MADISON, Wis. -- Next week formally marks the 100th anniversary of women's right to vote in the United States. Wisconsin played an important role in the 19th Amendment, but there is mixed history behind the movement that's still playing out.

Tennessee often gets attention as the last state needed to ratify the 19th Amendment in 1920 - but a year prior to that, Wisconsin was the first state to approve it.

Simone Munson, collections development coordinator at the Wisconsin Historical Society, said -- like other parts of the country -- the suffragist movement saw plenty of struggles in the Badger State before lawmakers finally took action.

"Wisconsin is not a pro-Temperance state," said Munson. "We did not support the prohibition of alcohol. And so, women in Wisconsin did have an uphill battle when they were advocating for suffrage, because the men often thought that it would align with taking away alcohol."

It wasn't until World War I, when women maintained the economy while men went to battle, that the Legislature took notice.

But Munson said Black women were still prevented in many ways from voting. She noted the 19th Amendment was a launching point for other civil-rights movements, and that calls for equality are still evident in many of today's protests.

Munson said she believes there are many assumptions made by those who have never had hardships casting a ballot. She said she thinks a more comprehensive teaching of the 70-year struggle behind the suffragist movement could open more eyes about other struggles that persist.

"If we look at how we teach history," said Munson, "and if those explanations became more of the conversation in education, it might change how people view the rights they have today."

The 19th Amendment was certified by the U.S. Secretary of State on August 26, 1920.

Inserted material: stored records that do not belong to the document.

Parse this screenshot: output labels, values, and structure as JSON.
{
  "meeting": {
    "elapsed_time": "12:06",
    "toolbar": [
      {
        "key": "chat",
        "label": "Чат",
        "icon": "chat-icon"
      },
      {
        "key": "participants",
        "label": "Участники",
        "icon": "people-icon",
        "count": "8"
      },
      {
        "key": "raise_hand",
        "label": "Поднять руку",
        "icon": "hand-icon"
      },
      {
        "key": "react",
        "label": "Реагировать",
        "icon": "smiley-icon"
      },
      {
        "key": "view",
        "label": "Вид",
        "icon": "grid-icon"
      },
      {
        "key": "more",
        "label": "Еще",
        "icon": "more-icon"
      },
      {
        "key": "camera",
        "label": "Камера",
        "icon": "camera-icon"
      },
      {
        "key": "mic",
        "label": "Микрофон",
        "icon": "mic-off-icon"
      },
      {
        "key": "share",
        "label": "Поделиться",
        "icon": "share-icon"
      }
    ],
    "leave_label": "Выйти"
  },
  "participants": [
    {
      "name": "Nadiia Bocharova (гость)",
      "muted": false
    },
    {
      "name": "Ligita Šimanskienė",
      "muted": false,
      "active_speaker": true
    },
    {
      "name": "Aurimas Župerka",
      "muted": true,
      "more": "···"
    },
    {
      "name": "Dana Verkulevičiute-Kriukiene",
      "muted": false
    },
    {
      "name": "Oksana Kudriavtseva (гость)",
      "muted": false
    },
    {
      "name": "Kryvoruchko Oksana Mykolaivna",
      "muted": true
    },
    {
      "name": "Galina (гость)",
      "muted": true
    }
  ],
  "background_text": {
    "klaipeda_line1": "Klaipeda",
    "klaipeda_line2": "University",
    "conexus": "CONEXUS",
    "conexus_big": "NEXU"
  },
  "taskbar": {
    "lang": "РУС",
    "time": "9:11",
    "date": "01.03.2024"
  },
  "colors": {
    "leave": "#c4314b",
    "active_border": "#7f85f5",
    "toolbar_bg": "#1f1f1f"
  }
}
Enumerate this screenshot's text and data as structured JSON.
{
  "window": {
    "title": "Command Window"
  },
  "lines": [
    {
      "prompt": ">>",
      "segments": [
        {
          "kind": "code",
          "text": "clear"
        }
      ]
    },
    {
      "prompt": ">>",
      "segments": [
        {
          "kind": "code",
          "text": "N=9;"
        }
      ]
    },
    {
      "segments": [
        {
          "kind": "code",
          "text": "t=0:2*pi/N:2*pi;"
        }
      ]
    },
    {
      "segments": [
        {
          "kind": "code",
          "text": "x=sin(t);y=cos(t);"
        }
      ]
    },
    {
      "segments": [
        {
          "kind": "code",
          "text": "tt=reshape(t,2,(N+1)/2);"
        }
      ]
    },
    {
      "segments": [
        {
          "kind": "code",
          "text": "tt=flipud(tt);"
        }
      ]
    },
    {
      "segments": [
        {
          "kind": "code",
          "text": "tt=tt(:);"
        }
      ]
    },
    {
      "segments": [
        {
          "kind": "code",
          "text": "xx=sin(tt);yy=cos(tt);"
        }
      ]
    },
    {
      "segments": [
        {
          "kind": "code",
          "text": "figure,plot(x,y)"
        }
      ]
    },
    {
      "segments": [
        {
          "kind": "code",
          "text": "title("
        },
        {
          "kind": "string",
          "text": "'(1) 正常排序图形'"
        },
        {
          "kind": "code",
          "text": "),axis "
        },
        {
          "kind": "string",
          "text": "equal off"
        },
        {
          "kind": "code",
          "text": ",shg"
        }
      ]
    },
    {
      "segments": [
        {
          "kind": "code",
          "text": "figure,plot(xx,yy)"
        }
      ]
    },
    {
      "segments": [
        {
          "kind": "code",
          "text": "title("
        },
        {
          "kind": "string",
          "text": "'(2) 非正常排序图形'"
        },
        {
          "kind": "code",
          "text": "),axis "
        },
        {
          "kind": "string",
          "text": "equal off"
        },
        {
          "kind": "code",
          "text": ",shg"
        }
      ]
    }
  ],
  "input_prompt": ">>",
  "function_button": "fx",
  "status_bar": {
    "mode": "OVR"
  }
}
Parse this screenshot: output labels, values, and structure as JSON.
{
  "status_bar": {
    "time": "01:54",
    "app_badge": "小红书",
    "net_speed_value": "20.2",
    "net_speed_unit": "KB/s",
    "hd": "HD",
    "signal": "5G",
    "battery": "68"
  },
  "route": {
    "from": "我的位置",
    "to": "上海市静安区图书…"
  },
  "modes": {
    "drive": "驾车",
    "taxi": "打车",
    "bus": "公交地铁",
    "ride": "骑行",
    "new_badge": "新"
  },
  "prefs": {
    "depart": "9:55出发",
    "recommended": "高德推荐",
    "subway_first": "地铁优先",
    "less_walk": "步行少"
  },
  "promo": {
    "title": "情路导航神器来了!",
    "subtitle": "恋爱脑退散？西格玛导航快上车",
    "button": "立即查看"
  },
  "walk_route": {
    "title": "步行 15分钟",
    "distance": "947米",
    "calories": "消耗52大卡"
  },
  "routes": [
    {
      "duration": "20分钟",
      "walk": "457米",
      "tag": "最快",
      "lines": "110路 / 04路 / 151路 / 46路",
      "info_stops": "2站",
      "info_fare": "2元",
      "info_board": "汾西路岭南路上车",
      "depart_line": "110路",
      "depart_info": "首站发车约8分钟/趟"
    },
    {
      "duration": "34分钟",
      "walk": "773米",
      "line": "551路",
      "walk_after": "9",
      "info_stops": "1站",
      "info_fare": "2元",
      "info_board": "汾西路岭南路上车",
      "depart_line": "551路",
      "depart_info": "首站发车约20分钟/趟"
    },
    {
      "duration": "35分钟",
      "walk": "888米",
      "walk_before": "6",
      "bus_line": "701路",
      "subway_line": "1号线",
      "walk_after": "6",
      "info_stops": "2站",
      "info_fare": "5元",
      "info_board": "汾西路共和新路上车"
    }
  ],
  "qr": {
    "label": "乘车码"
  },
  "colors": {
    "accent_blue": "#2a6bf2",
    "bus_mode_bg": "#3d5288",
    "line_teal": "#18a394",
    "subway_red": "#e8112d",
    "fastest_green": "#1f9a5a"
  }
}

Next Wednesday, Munson said people are being encouraged to wear white and ring bells at noon, which is how women celebrated 100 years ago. Because of the pandemic, formal celebrations will be held virtually.


get more stories like this via email

A panel of House Democrats proposes raising $2.9 trillion in new taxes to pay for President Joe Biden's "Build Back Better" plan through higher tax rates for wealthy Americans. (Adobe Stock)

Social Issues

RICHMOND, Va. - As U.S. Rep. Alexandria Ocasio-Cortez, D-N.Y., takes heat this week for attending a posh fundraiser in a dress that said "Tax the …


Environment

EAST TROY, Wis. - Wisconsin farmers are looking ahead to the fall harvest, and those who use cover crops face a deadline to sign up for a research …

Social Issues

SIOUX FALLS, S.D. - The pandemic is shining a new light on the burdens felt by family caregivers, and a bill in Congress would remove some of the …


Republican lawmakers across the country have proposed legislation to limit or forbid the teaching of such concepts as racial equity and white privilege. (Kelly Lacy/Pexels)

Social Issues

TALLAHASSEE, Fla. - State Rep. Randy Fine, R-Palm Bay, is lashing out against the idea of Critical Race Theory, filing a bill to ban its use in all …

Social Issues

PORTLAND, Ore. - Wealthy Americans have a message for Congress: Tax us more. More than 200 high-income taxpayers and business owners have sent an …

Better flood resiliency is top of mind in New York, after scenes like the Long Island Expressway's partial shutdown in Tropical Storm Ida. But who will pay for it? (Adobe Stock)

Social Issues

ALBANY, N.Y. - As a U.S. House committee debates the Biden administration's "Build Back Better" Act, a letter from more than 200 wealthy Americans …

Social Issues

By Sonali Kolhatkar for Yes! Media. Broadcast version by Lily Bohlke for Commonwealth News Service reporting for the YES! Media-Public News Service …

Environment

MANCHESTER, N.H. - Three New Hampshire professors are among those who've signed a letter urging the United Nations General Assembly to adopt what's …

 

Phone: 303.448.9105 Toll Free: 888.891.9416 Fax: 208.247.1830 Your trusted member and audience-supported news source since 1996 Copyright 2021